Yet it’s amazing how many journalists, both amateur and professional, still break these guidelines. I know I’m being idealistic in thinking every journalist wants to tell the truth for the betterment of democracy and wouldn’t think of promoting a hidden agenda, and that those with agendas are only found in public relations. From the past 14 years of schooling, I’ve learned people, even those who are least suspected to, will take an easy way out if it’s there.
Take, for instance, Liane Membis, a Yale graduate. After writing nearly 50 articles for the Yale Daily News and being published by the Huffington Post and CNN, the Wall Street Journal certainly didn’t doubt her reporting abilities when it hired her as an intern for summer 2012. WSJ did, however, after “Bridging a Local Divide,” which appeared on the front page of the Greater New York section, was found to be fabricated. Sources and their quotes could not be confirmed by Membis, and WSJ didn’t work to verify them until after questions had been raised.

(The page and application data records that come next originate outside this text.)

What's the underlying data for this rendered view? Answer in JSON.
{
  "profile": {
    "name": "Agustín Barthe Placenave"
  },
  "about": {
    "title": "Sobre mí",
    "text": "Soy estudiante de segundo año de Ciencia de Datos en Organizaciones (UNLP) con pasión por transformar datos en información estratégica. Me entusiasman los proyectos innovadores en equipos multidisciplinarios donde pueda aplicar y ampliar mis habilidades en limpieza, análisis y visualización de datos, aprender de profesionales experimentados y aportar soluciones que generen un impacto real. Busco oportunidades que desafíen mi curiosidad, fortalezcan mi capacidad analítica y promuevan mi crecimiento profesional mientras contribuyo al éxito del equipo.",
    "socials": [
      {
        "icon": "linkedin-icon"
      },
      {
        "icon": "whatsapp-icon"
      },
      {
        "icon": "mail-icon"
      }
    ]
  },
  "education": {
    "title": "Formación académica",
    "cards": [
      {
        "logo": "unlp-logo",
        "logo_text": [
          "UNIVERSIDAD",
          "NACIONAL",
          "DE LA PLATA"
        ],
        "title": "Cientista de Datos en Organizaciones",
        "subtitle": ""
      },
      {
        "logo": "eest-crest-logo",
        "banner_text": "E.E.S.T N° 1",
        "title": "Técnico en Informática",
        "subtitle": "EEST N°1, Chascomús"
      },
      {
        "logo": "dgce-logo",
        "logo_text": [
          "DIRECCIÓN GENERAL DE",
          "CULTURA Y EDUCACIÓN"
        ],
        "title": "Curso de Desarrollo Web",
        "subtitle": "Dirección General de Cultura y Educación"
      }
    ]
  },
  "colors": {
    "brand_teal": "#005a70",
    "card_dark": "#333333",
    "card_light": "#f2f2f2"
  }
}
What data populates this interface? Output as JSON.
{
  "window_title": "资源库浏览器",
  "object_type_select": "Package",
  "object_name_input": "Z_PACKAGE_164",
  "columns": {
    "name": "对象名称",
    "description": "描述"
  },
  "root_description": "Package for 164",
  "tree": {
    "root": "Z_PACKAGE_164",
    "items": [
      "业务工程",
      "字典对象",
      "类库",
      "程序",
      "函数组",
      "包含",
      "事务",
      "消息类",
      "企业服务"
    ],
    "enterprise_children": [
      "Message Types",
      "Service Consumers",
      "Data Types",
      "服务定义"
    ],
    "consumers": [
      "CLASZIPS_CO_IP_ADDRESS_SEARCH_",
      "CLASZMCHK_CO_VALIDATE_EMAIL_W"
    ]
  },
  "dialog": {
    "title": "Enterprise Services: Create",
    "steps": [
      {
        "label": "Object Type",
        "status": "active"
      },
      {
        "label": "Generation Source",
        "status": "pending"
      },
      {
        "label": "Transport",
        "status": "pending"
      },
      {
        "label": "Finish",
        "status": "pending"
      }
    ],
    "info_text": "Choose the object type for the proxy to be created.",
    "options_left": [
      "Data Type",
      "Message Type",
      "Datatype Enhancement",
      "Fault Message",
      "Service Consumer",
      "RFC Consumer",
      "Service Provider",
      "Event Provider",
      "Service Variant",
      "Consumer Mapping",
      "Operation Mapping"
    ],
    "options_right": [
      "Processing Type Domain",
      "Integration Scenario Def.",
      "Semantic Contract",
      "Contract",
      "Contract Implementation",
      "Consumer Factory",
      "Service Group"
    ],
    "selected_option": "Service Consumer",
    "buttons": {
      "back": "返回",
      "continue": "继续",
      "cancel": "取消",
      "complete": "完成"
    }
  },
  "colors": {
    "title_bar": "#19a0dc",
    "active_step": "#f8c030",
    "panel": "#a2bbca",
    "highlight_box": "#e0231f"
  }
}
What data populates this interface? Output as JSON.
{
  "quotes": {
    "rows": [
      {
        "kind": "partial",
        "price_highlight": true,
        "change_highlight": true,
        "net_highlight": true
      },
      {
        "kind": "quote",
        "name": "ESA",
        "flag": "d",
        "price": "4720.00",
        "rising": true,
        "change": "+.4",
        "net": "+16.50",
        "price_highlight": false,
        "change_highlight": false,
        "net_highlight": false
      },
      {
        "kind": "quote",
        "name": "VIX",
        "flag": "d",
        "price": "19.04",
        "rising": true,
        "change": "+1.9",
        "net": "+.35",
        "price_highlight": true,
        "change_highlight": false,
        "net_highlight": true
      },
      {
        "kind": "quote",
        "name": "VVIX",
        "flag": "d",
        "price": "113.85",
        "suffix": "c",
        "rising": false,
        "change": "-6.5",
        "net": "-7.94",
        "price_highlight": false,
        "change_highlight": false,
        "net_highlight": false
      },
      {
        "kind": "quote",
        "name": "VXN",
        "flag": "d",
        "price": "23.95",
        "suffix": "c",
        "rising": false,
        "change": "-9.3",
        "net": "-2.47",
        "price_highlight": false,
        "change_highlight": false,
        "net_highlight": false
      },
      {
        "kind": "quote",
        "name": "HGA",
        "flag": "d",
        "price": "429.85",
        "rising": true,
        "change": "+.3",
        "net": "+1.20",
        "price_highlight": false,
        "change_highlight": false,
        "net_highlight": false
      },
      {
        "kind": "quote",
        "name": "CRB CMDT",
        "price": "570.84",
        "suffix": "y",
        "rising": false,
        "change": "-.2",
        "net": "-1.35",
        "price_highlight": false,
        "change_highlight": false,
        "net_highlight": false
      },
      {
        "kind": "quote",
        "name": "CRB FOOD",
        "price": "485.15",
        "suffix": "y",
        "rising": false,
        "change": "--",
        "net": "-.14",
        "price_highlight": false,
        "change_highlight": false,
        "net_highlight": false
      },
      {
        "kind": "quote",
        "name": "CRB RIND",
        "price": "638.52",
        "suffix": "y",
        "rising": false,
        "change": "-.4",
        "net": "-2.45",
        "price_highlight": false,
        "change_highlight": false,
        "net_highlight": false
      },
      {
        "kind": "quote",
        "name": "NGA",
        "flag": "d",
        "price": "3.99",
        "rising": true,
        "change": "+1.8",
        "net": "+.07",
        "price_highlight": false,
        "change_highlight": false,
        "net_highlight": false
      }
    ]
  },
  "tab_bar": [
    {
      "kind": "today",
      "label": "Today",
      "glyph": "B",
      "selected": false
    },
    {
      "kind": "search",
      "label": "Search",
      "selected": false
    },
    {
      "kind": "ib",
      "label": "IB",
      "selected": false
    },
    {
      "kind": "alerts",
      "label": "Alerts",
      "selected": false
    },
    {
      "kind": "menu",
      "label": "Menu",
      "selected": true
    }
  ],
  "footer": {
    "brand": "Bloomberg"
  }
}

It seems as though Membis might have gotten away with it before, too — the Yale Daily News editor admitted the paper didn’t fact-check, and only upon hearing about the WSJ article stated staff members would fact-check her articles as best as they could. The fact her college newspaper didn’t think to perform accuracy checks astounds me, especially since it is emphasized so much at the Missouri School of Journalism for good reason — credibility is everything, and false reporting can ruin a career, as it ruined Membis’.
Unfortunately, this isn’t to say it doesn’t happen even when it is emphasized. The Maneater, the newspaper for which I work, prides itself on being a “learning paper.” Our goal is to help students improve their journalistic skills and learn the correct things to do before they find themselves in a professional newsroom. One of our biggest emphases is on accuracy checks — we mandate every staff member to call or email each source back with facts and quotes the reporter plans to use in the article the source said, and the source must confirm or correct these bits of information. This year, we’ve even implemented a policy where section editors won’t glance at a story until accuracy checks have been performed. But this isn’t to say we haven’t had crafty student journalists in the past. We had a few incidents last year with one particular reporter, who would make up quotes without a second thought. We talked with him and gave him a warning the first two times, but after the third time, we asked him not to return. He became angry and said choice words to many of our editors, but we weren’t bothered because we knew we did the right thing.
However, I’ve even heard of instances where the person in charge isn’t aware of how unethical this is. I was talking with the current editor of my high school’s yearbook the other day who told me something alarming. Per my recommendation, the staff implemented accuracy checks the year after I graduated because some of our staff members had a history of fabricating quotes for convenience. The yearbook sponsor changed this year, and when she looked at a page, she told the editor she wanted to change some of the students’ quotes. The editor looked alarmed and asked why, to which the sponsor (an adult with a college degree, mind you) replied, “I just … I just don’t like them.”
It truly amazes me how people think being dishonest is OK, especially looking at how many people claim how “dishonest” the media are and then proceed to do something equally dishonest. Though I don’t know if this problem will ever disappear, unfortunately, I think we can just continue to educate young journalists, as well as the general public, about journalism ethics, and SPJ has come up with a nice way to do that.